* _Required action_: Tally the lines containing "JSON" in this data. Respond with the tally alone.
*** Provided data ***
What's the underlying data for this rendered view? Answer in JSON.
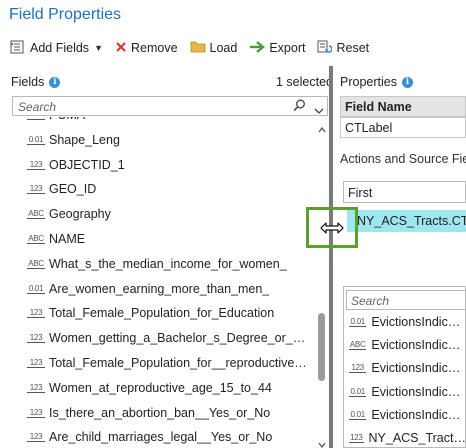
{
  "window": {
    "title": "Field Properties"
  },
  "toolbar": {
    "add_fields": "Add Fields",
    "remove": "Remove",
    "load": "Load",
    "export": "Export",
    "reset": "Reset"
  },
  "fields_panel": {
    "label": "Fields",
    "selected": "1 selected",
    "search_placeholder": "Search",
    "items": [
      {
        "type": "ABC",
        "name": "PUMA"
      },
      {
        "type": "0.01",
        "name": "Shape_Leng"
      },
      {
        "type": "123",
        "name": "OBJECTID_1"
      },
      {
        "type": "123",
        "name": "GEO_ID"
      },
      {
        "type": "ABC",
        "name": "Geography"
      },
      {
        "type": "ABC",
        "name": "NAME"
      },
      {
        "type": "ABC",
        "name": "What_s_the_median_income_for_women_"
      },
      {
        "type": "0.01",
        "name": "Are_women_earning_more_than_men_"
      },
      {
        "type": "123",
        "name": "Total_Female_Population_for_Education"
      },
      {
        "type": "123",
        "name": "Women_getting_a_Bachelor_s_Degree_or_higher"
      },
      {
        "type": "123",
        "name": "Total_Female_Population_for__reproductive_heal..."
      },
      {
        "type": "123",
        "name": "Women_at_reproductive_age_15_to_44"
      },
      {
        "type": "123",
        "name": "Is_there_an_abortion_ban__Yes_or_No"
      },
      {
        "type": "123",
        "name": "Are_child_marriages_legal__Yes_or_No"
      }
    ]
  },
  "properties_panel": {
    "label": "Properties",
    "field_name_header": "Field Name",
    "field_name_value": "CTLabel",
    "actions_label": "Actions and Source Field",
    "action_value": "First",
    "source_field": "NY_ACS_Tracts.CTLabel",
    "search_placeholder": "Search",
    "source_items": [
      {
        "type": "0.01",
        "name": "EvictionsIndicator"
      },
      {
        "type": "ABC",
        "name": "EvictionsIndicator"
      },
      {
        "type": "123",
        "name": "EvictionsIndicator"
      },
      {
        "type": "0.01",
        "name": "EvictionsIndicator"
      },
      {
        "type": "0.01",
        "name": "EvictionsIndicator"
      },
      {
        "type": "123",
        "name": "NY_ACS_Tracts.Area"
      }
    ]
  },
  "colors": {
    "title": "#1e6fbf",
    "source_highlight": "#9ee7ee",
    "annotation_box": "#5aa02c",
    "remove_x": "#d9342b",
    "export_arrow": "#4a9a3a",
    "load_folder": "#e6b84a"
  }
}
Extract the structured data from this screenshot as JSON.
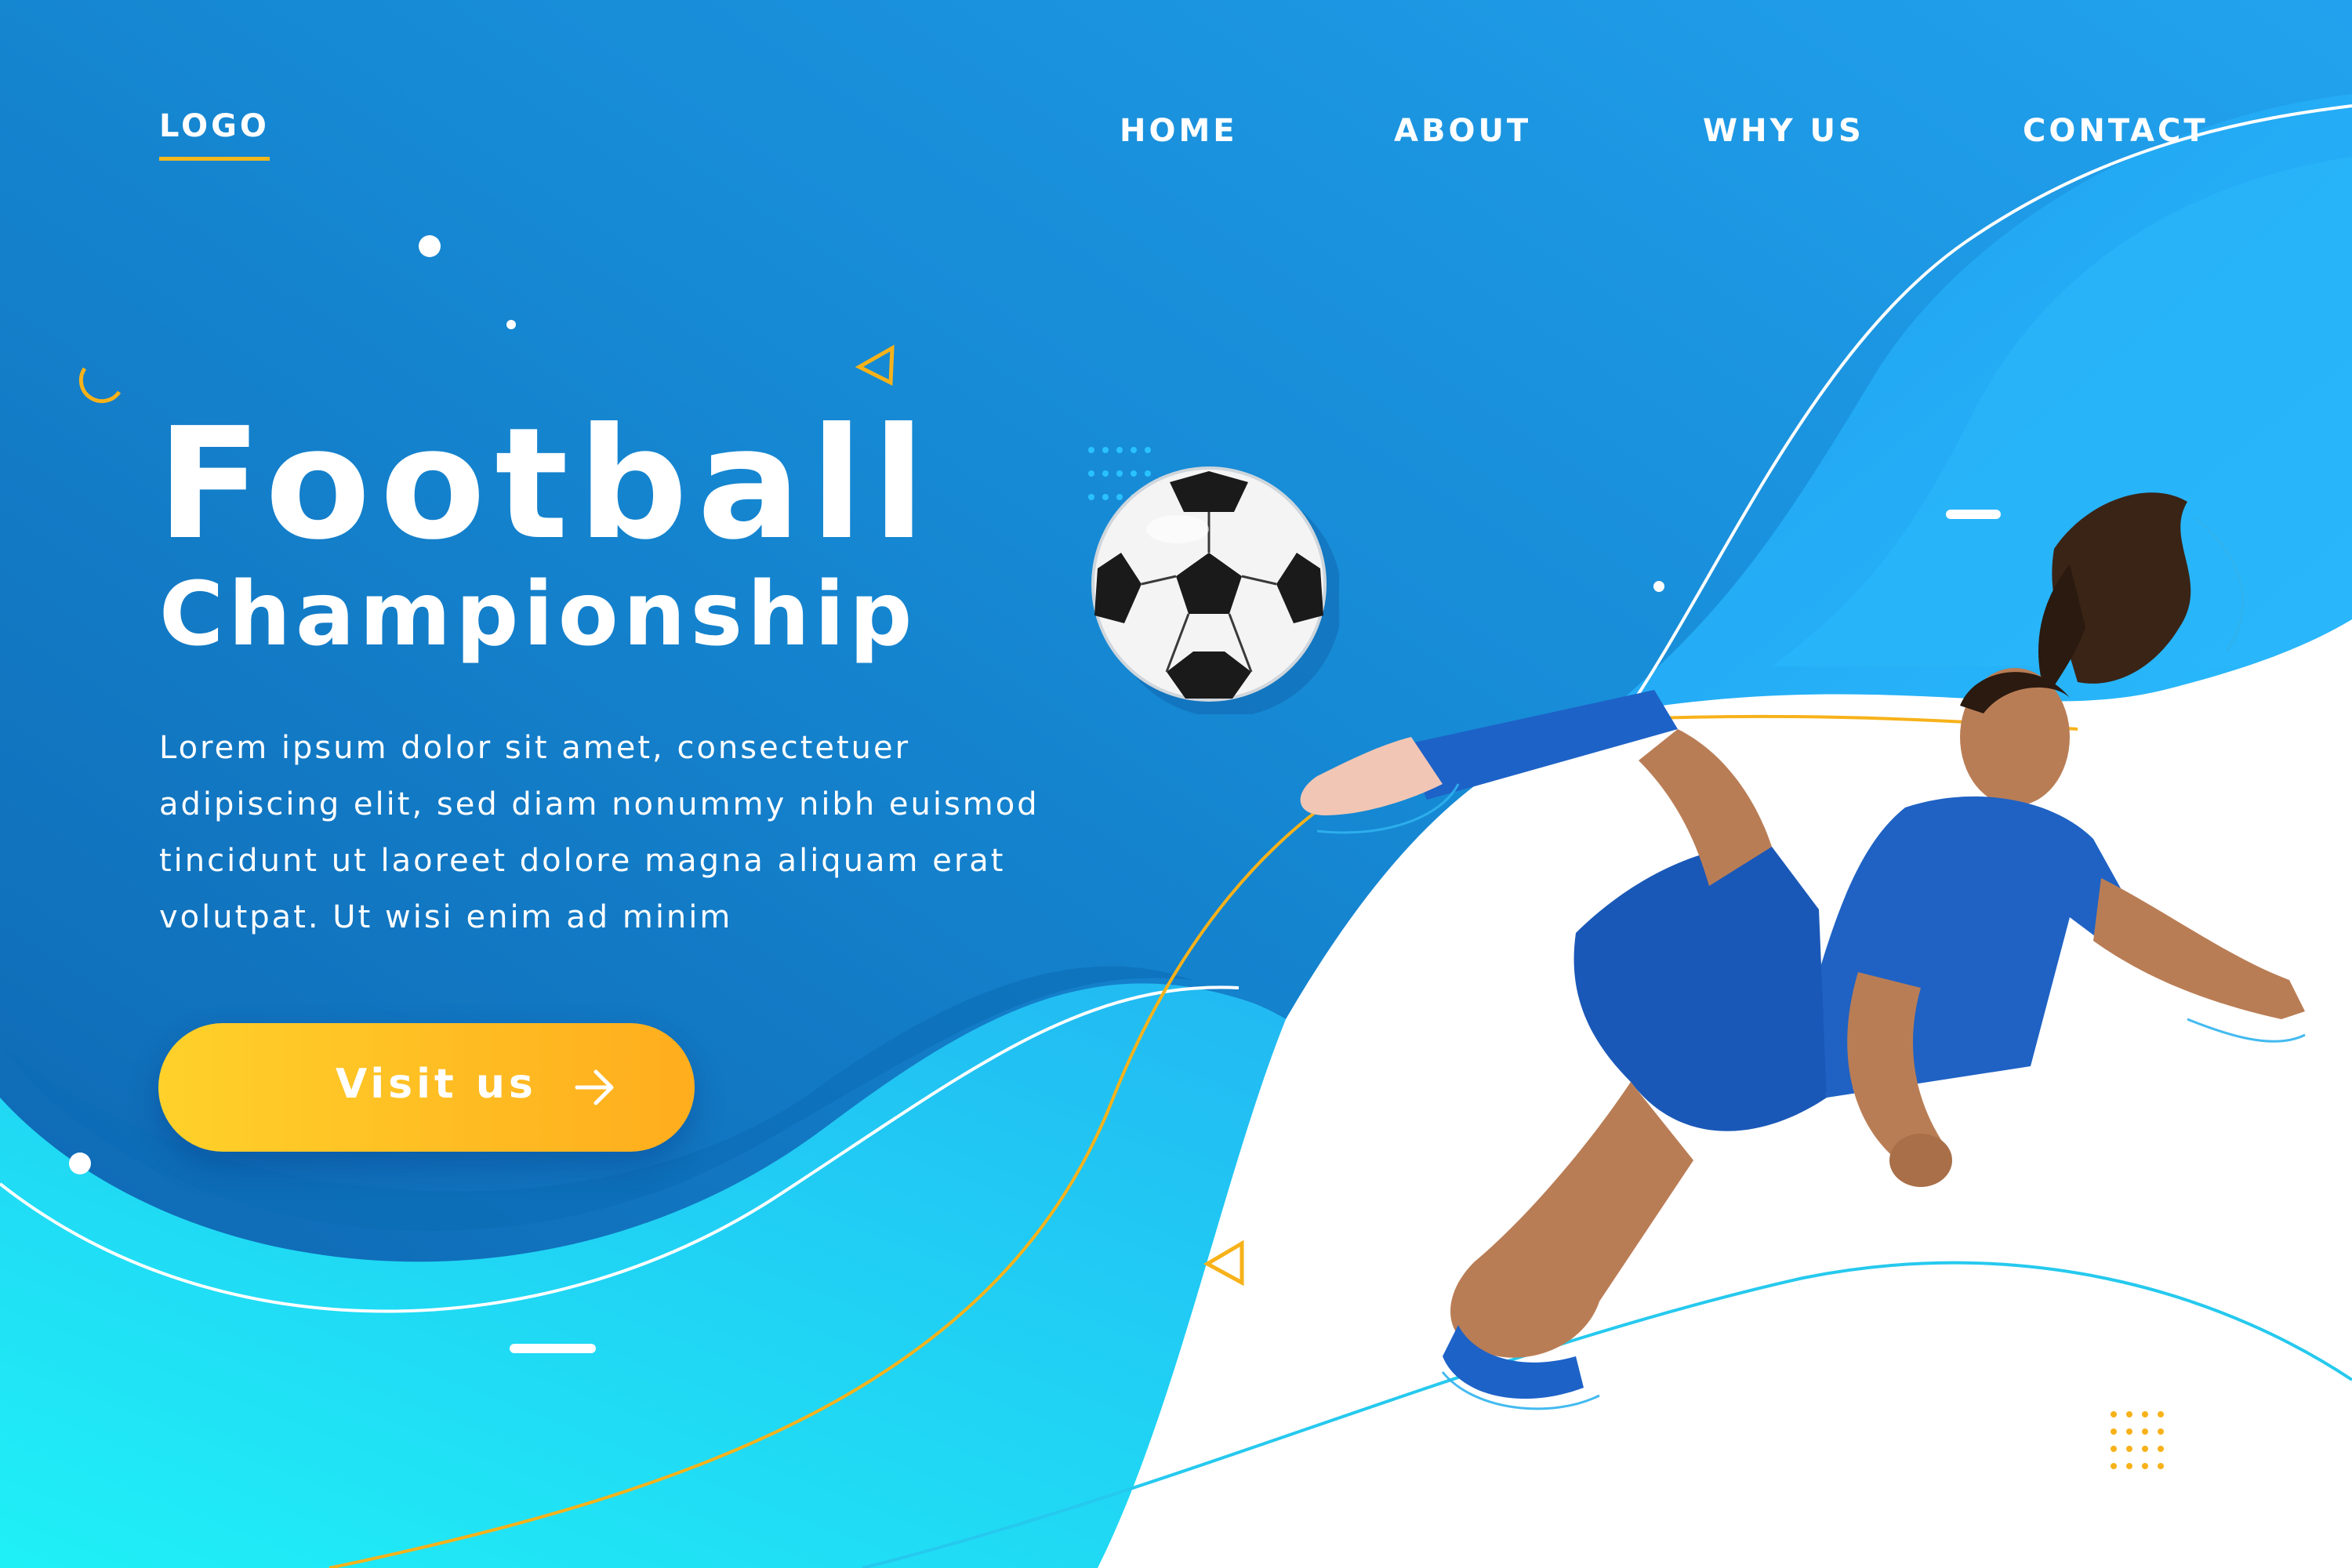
{
  "logo": {
    "label": "LOGO"
  },
  "nav": {
    "items": [
      {
        "label": "HOME"
      },
      {
        "label": "ABOUT"
      },
      {
        "label": "WHY US"
      },
      {
        "label": "CONTACT"
      }
    ]
  },
  "hero": {
    "title": "Football",
    "subtitle": "Championship",
    "description": "Lorem ipsum dolor sit amet, consectetuer adipiscing elit, sed diam nonummy nibh euismod tincidunt ut laoreet dolore magna aliquam erat volutpat. Ut wisi enim ad minim",
    "cta_label": "Visit us",
    "cta_icon": "arrow-right-icon"
  },
  "colors": {
    "deep_blue": "#0f74c0",
    "sky_blue": "#20a8f2",
    "cyan": "#20e6f6",
    "accent_yellow": "#ffc21f",
    "white": "#ffffff"
  },
  "images": {
    "ball": "soccer-ball",
    "player": "female-football-player-kicking"
  }
}
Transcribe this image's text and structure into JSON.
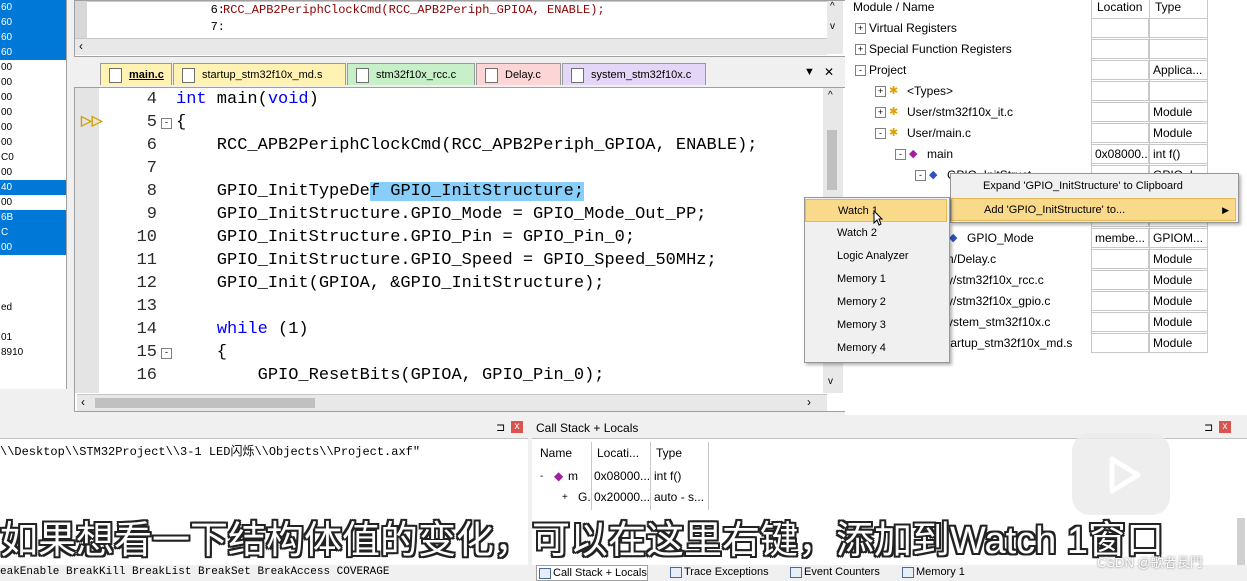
{
  "left_panel": {
    "rows": [
      {
        "text": "60",
        "selected": true
      },
      {
        "text": "60",
        "selected": true
      },
      {
        "text": "60",
        "selected": true
      },
      {
        "text": "60",
        "selected": true
      },
      {
        "text": "00",
        "selected": false
      },
      {
        "text": "00",
        "selected": false
      },
      {
        "text": "00",
        "selected": false
      },
      {
        "text": "00",
        "selected": false
      },
      {
        "text": "00",
        "selected": false
      },
      {
        "text": "00",
        "selected": false
      },
      {
        "text": "C0",
        "selected": false
      },
      {
        "text": "00",
        "selected": false
      },
      {
        "text": "40",
        "selected": true
      },
      {
        "text": "00",
        "selected": false
      },
      {
        "text": "6B",
        "selected": true
      },
      {
        "text": "C",
        "selected": true
      },
      {
        "text": "00",
        "selected": true
      },
      {
        "text": "",
        "selected": false
      },
      {
        "text": "",
        "selected": false
      },
      {
        "text": "",
        "selected": false
      },
      {
        "text": "ed",
        "selected": false
      },
      {
        "text": "",
        "selected": false
      },
      {
        "text": "01",
        "selected": false
      },
      {
        "text": "8910",
        "selected": false
      }
    ]
  },
  "top_editor": {
    "lines": [
      {
        "num": "6:",
        "code": "RCC_APB2PeriphClockCmd(RCC_APB2Periph_GPIOA, ENABLE);"
      },
      {
        "num": "7:",
        "code": ""
      }
    ]
  },
  "tabs": [
    {
      "label": "main.c",
      "color": "#fff2b3",
      "active": true
    },
    {
      "label": "startup_stm32f10x_md.s",
      "color": "#fff2b3",
      "active": false
    },
    {
      "label": "stm32f10x_rcc.c",
      "color": "#c8f0c8",
      "active": false
    },
    {
      "label": "Delay.c",
      "color": "#fcd6d6",
      "active": false
    },
    {
      "label": "system_stm32f10x.c",
      "color": "#e4d6f6",
      "active": false
    }
  ],
  "tab_controls": {
    "dropdown": "▼",
    "close": "✕"
  },
  "code": [
    {
      "num": "4",
      "parts": [
        {
          "t": "int",
          "k": true
        },
        {
          "t": " main(",
          "k": false
        },
        {
          "t": "void",
          "k": true
        },
        {
          "t": ")",
          "k": false
        }
      ]
    },
    {
      "num": "5",
      "parts": [
        {
          "t": "{",
          "k": false
        }
      ]
    },
    {
      "num": "6",
      "parts": [
        {
          "t": "    RCC_APB2PeriphClockCmd(RCC_APB2Periph_GPIOA, ENABLE);",
          "k": false
        }
      ]
    },
    {
      "num": "7",
      "parts": []
    },
    {
      "num": "8",
      "parts": [
        {
          "t": "    GPIO_InitTypeDe",
          "k": false
        },
        {
          "t": "f GPIO_InitStructure;",
          "k": false,
          "hl": true
        }
      ]
    },
    {
      "num": "9",
      "parts": [
        {
          "t": "    GPIO_InitStructure.GPIO_Mode = GPIO_Mode_Out_PP;",
          "k": false
        }
      ]
    },
    {
      "num": "10",
      "parts": [
        {
          "t": "    GPIO_InitStructure.GPIO_Pin = GPIO_Pin_0;",
          "k": false
        }
      ]
    },
    {
      "num": "11",
      "parts": [
        {
          "t": "    GPIO_InitStructure.GPIO_Speed = GPIO_Speed_50MHz;",
          "k": false
        }
      ]
    },
    {
      "num": "12",
      "parts": [
        {
          "t": "    GPIO_Init(GPIOA, &GPIO_InitStructure);",
          "k": false
        }
      ]
    },
    {
      "num": "13",
      "parts": []
    },
    {
      "num": "14",
      "parts": [
        {
          "t": "    ",
          "k": false
        },
        {
          "t": "while",
          "k": true
        },
        {
          "t": " (1)",
          "k": false
        }
      ]
    },
    {
      "num": "15",
      "parts": [
        {
          "t": "    {",
          "k": false
        }
      ]
    },
    {
      "num": "16",
      "parts": [
        {
          "t": "        GPIO_ResetBits(GPIOA, GPIO_Pin_0);",
          "k": false
        }
      ]
    }
  ],
  "symbols": {
    "headers": {
      "name": "Module / Name",
      "location": "Location",
      "type": "Type"
    },
    "rows": [
      {
        "indent": 0,
        "exp": "+",
        "icon": "",
        "name": "Virtual Registers",
        "loc": "",
        "type": ""
      },
      {
        "indent": 0,
        "exp": "+",
        "icon": "",
        "name": "Special Function Registers",
        "loc": "",
        "type": ""
      },
      {
        "indent": 0,
        "exp": "-",
        "icon": "",
        "name": "Project",
        "loc": "",
        "type": "Applica..."
      },
      {
        "indent": 1,
        "exp": "+",
        "icon": "module",
        "name": "<Types>",
        "loc": "",
        "type": ""
      },
      {
        "indent": 1,
        "exp": "+",
        "icon": "module",
        "name": "User/stm32f10x_it.c",
        "loc": "",
        "type": "Module"
      },
      {
        "indent": 1,
        "exp": "-",
        "icon": "module",
        "name": "User/main.c",
        "loc": "",
        "type": "Module"
      },
      {
        "indent": 2,
        "exp": "-",
        "icon": "func",
        "name": "main",
        "loc": "0x08000...",
        "type": "int f()"
      },
      {
        "indent": 3,
        "exp": "-",
        "icon": "var",
        "name": "GPIO_InitStruct...",
        "loc": "",
        "type": "GPIO_I..."
      },
      {
        "indent": 4,
        "exp": "",
        "icon": "",
        "name": "",
        "loc": "",
        "type": ""
      },
      {
        "indent": 4,
        "exp": "",
        "icon": "",
        "name": "",
        "loc": "",
        "type": ""
      },
      {
        "indent": 4,
        "exp": "",
        "icon": "var",
        "name": "GPIO_Mode",
        "loc": "membe...",
        "type": "GPIOM..."
      },
      {
        "indent": 0,
        "exp": "",
        "icon": "",
        "name": "n/Delay.c",
        "loc": "",
        "type": "Module"
      },
      {
        "indent": 0,
        "exp": "",
        "icon": "",
        "name": "y/stm32f10x_rcc.c",
        "loc": "",
        "type": "Module"
      },
      {
        "indent": 0,
        "exp": "",
        "icon": "",
        "name": "y/stm32f10x_gpio.c",
        "loc": "",
        "type": "Module"
      },
      {
        "indent": 0,
        "exp": "",
        "icon": "",
        "name": "ystem_stm32f10x.c",
        "loc": "",
        "type": "Module"
      },
      {
        "indent": 0,
        "exp": "",
        "icon": "",
        "name": "tartup_stm32f10x_md.s",
        "loc": "",
        "type": "Module"
      }
    ]
  },
  "context_menu": {
    "items": [
      "Expand 'GPIO_InitStructure' to Clipboard",
      "Add 'GPIO_InitStructure' to..."
    ],
    "arrow": "▶"
  },
  "submenu": {
    "items": [
      "Watch 1",
      "Watch 2",
      "Logic Analyzer",
      "Memory 1",
      "Memory 2",
      "Memory 3",
      "Memory 4"
    ]
  },
  "command_panel": {
    "title": "",
    "line": "\\\\Desktop\\\\STM32Project\\\\3-1 LED闪烁\\\\Objects\\\\Project.axf\"",
    "pin": "⊐",
    "close": "x",
    "status_line": "eakEnable BreakKill BreakList BreakSet BreakAccess COVERAGE"
  },
  "callstack": {
    "title": "Call Stack + Locals",
    "pin": "⊐",
    "close": "x",
    "headers": {
      "name": "Name",
      "loc": "Locati...",
      "type": "Type"
    },
    "rows": [
      {
        "exp": "-",
        "name": "m",
        "loc": "0x08000...",
        "type": "int f()"
      },
      {
        "exp": "+",
        "name": "G.",
        "loc": "0x20000...",
        "type": "auto - s..."
      }
    ]
  },
  "bottom_tabs": [
    "Call Stack + Locals",
    "Trace Exceptions",
    "Event Counters",
    "Memory 1"
  ],
  "subtitle": "如果想看一下结构体值的变化，可以在这里右键，添加到Watch 1窗口",
  "watermark": "CSDN @歌者長門"
}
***
* _Written response_: 3